Excerpts from an interface dataset -

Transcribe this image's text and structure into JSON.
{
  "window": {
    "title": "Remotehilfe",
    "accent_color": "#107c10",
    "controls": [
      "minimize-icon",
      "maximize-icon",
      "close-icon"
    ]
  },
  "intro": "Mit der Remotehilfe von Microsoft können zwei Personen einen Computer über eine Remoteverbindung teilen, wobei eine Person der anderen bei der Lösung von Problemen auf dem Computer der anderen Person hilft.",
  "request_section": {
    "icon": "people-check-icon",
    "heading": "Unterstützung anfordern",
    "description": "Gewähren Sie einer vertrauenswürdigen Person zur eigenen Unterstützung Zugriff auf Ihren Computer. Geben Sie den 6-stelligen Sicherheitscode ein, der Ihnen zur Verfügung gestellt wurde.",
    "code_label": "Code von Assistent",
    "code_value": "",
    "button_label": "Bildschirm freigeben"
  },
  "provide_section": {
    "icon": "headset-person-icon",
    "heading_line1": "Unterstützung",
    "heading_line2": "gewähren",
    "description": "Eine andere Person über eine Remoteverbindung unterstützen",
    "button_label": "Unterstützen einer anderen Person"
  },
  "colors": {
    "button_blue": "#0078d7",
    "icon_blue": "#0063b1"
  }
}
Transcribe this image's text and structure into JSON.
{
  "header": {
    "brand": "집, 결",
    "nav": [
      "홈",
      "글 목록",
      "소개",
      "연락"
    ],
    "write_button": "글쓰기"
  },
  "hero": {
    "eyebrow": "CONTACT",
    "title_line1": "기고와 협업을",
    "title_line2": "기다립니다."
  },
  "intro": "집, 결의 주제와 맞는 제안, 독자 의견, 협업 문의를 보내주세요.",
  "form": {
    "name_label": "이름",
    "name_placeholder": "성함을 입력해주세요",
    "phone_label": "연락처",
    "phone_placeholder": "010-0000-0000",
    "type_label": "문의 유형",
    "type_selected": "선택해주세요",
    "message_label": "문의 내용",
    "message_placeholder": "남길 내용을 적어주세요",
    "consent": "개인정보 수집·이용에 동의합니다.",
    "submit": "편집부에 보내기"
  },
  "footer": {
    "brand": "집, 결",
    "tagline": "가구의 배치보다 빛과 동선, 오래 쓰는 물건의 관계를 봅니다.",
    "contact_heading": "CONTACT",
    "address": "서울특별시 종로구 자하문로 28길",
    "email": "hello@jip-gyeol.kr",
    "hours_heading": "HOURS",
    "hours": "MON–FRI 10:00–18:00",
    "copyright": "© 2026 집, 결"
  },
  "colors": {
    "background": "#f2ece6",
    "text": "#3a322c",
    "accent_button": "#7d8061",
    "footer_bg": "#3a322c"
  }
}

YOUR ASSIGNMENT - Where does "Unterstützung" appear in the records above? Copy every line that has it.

REPLY -
    "heading": "Unterstützung anfordern",
    "description": "Gewähren Sie einer vertrauenswürdigen Person zur eigenen Unterstützung Zugriff auf Ihren Computer. Geben Sie den 6-stelligen Sicherheitscode ein, der Ihnen zur Verfügung gestellt wurde.",
    "heading_line1": "Unterstützung",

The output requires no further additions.